In May 2015, Express Scripts Inc., a subsidiary of Accredo Health Group Inc., had agreed to pay $60 million as part of a False Claims Act qui tam settlement with federal and state governments in an alleged kickback scheme with Novartis Pharmaceutical Corporation to increase sales of Novartis’s Exjade drug. As a condition of the settlement, Accredo “agree[d] to cooperate with the United States in the prosecution of the claims against Novartis.” On the same day, the government announced that it was intervening in a companion qui tam action against Novartis.
By their very nature, healthcare kickback schemes involve at least two parties—a payor and a receiver. As the saying goes, “It takes two to tango.” This is true in dancing and it is true when it comes to kickbacks impacting government healthcare dollars.
In the alleged Accredo-Novartis kickback scheme, Novartis supposedly orchestrated a scheme whereby it offered kickbacks, in the form of patient referrals and other benefits to certain specialty pharmacies, including Accredo, in exchange for increasing their Exjade refills, accomplished through biased recommendations to patients. According to the government, Accredo was part of a Novartis-created exclusive distribution network for Exjade called the Exjade Patient Assistance and Support Services (“EPASS”), and through this network NOVARTIS was able to refer Exjade patients to particular pharmacies within the network.

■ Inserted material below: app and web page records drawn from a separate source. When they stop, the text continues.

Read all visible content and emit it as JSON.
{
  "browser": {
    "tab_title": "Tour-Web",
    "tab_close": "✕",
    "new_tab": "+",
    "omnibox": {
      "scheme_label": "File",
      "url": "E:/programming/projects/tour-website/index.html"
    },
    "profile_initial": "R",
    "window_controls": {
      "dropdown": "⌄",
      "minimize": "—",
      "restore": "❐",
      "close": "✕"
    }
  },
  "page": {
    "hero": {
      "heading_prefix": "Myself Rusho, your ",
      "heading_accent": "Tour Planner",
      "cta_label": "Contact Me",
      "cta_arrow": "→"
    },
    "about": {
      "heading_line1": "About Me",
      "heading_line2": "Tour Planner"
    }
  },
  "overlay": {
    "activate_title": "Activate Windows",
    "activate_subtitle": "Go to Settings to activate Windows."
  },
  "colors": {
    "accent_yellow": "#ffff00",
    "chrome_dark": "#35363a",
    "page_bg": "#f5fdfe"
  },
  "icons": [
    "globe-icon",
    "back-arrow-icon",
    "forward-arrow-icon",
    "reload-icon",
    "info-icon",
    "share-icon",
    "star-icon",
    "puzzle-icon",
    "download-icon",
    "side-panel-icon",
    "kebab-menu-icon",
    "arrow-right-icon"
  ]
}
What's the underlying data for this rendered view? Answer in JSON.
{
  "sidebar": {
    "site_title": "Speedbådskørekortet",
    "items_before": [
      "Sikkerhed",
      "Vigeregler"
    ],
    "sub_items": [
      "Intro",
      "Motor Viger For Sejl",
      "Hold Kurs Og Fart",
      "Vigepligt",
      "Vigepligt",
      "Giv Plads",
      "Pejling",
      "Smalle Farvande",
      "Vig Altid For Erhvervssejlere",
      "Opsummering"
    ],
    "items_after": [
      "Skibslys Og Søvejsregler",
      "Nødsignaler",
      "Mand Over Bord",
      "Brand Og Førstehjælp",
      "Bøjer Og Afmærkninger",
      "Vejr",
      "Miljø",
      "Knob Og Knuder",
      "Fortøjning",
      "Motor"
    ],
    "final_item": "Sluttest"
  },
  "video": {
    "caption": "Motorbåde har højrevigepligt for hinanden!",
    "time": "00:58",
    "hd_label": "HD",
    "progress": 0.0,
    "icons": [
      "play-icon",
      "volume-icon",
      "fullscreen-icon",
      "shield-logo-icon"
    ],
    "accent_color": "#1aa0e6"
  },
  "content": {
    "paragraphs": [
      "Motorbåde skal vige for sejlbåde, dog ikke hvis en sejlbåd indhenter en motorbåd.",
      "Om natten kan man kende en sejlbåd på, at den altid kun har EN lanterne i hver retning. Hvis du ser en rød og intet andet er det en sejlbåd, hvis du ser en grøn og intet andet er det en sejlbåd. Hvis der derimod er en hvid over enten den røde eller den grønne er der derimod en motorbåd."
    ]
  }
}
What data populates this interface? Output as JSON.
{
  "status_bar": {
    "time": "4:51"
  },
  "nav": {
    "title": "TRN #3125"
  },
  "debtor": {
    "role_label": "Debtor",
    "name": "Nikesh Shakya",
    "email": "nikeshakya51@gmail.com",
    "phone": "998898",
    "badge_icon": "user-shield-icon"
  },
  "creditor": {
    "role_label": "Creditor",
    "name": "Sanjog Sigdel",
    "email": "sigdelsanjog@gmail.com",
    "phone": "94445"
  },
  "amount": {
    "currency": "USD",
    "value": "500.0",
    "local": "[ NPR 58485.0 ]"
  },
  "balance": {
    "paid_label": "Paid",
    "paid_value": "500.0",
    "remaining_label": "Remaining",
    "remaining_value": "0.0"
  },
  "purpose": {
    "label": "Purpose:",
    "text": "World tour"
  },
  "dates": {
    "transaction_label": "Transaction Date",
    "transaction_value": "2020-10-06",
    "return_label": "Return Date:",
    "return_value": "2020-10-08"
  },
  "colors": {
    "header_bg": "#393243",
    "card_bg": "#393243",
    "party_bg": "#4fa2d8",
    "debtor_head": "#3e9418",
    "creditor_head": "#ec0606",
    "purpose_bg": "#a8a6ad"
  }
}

Now, with one of the EPASS pharmacies “cooperating” with the government, additional evidence may come to light in the companion qui tam against Accredo’s alleged dance partner Novartis.
More information for potential whistleblowers is located at the Nolan Auerbach & White website.